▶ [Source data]
· · · ·

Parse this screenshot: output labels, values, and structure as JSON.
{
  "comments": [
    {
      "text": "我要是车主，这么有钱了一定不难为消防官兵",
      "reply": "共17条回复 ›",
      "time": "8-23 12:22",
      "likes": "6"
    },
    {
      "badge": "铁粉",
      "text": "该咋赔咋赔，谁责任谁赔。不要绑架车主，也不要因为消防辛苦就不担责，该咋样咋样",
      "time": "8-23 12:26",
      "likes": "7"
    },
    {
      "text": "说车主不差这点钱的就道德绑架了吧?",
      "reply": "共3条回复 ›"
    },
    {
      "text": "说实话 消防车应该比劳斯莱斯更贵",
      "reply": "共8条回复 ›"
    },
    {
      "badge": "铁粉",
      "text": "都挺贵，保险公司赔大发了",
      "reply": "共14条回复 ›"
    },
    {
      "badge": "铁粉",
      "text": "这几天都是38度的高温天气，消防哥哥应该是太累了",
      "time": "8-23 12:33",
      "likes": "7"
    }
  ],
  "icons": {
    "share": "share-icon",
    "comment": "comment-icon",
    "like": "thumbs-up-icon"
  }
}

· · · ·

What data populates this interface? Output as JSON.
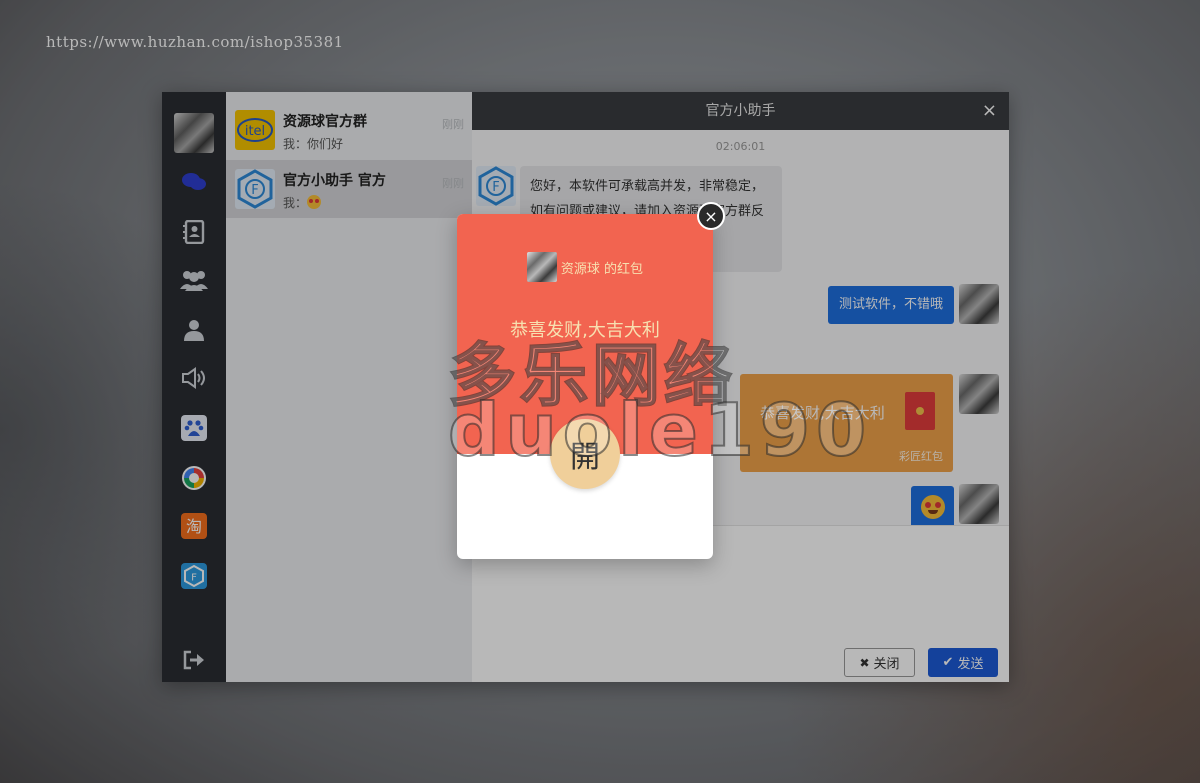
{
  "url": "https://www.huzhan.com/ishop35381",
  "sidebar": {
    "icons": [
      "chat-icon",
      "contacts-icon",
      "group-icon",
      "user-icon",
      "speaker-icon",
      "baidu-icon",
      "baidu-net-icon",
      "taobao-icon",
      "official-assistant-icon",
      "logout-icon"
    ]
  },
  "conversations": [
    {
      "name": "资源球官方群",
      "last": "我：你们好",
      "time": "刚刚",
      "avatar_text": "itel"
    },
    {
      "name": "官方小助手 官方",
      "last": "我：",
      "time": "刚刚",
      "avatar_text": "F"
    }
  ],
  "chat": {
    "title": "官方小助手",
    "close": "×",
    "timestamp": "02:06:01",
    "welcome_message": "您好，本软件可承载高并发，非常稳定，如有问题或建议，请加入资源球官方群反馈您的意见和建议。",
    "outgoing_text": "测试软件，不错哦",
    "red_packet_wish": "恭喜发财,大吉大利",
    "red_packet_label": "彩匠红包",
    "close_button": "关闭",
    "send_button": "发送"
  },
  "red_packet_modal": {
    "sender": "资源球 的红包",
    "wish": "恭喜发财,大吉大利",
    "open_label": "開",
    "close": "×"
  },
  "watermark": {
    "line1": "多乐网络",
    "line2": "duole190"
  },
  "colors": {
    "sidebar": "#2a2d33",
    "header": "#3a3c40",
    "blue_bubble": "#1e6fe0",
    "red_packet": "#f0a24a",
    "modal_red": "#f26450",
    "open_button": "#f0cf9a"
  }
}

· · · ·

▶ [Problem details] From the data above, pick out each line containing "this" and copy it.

▶ [Problem solution]
Parse this screenshot: output labels, values, and structure as JSON.
What data populates this interface? Output as JSON.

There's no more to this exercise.